■ ABOUT THIS EXERCISE
Your task is to copy each line of the records that includes the string "icon".

RECORDED INFORMATION Block Start

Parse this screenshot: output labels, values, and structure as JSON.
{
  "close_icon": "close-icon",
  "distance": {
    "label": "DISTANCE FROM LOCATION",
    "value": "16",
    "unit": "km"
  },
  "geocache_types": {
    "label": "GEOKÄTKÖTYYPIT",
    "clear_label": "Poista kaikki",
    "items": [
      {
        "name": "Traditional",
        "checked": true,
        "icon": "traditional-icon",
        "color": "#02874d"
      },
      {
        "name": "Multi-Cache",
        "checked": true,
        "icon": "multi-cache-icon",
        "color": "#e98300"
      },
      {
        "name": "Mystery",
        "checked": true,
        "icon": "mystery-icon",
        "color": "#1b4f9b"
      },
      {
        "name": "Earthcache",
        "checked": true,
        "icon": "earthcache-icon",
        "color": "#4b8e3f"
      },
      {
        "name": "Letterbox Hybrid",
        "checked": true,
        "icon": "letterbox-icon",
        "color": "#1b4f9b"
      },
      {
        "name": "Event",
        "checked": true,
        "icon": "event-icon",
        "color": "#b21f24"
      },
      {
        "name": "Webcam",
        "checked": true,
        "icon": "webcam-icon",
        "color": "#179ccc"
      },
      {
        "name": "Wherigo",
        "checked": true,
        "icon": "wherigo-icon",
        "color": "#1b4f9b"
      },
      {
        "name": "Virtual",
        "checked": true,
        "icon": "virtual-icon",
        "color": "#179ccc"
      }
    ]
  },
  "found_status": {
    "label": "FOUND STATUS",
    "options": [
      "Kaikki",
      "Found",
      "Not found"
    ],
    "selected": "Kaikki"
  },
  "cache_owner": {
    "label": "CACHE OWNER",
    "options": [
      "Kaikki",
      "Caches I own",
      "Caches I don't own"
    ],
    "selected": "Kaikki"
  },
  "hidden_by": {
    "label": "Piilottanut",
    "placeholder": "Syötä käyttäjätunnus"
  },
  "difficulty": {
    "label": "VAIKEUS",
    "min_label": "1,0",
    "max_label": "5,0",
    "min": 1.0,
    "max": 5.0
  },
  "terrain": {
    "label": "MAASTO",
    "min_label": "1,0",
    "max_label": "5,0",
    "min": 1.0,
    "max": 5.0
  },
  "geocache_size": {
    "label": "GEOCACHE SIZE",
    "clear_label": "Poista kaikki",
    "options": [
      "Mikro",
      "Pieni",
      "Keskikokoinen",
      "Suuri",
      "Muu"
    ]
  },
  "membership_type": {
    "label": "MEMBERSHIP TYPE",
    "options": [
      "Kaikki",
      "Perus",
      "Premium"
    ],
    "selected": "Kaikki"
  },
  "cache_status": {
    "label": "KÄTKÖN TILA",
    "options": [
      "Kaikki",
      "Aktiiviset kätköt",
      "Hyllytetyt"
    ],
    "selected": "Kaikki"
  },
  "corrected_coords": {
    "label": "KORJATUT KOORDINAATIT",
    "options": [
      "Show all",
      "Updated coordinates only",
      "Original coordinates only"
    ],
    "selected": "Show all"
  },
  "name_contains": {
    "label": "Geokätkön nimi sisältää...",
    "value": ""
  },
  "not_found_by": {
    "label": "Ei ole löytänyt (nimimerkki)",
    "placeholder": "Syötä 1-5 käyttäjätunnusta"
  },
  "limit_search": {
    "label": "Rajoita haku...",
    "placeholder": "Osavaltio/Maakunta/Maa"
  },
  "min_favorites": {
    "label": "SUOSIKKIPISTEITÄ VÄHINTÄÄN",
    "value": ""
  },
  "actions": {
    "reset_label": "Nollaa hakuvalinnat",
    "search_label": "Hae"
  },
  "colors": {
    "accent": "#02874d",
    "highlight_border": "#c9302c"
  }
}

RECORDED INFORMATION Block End

■ RESULT
  "close_icon": "close-icon",
        "icon": "traditional-icon",
        "icon": "multi-cache-icon",
        "icon": "mystery-icon",
        "icon": "earthcache-icon",
        "icon": "letterbox-icon",
        "icon": "event-icon",
        "icon": "webcam-icon",
        "icon": "wherigo-icon",
        "icon": "virtual-icon",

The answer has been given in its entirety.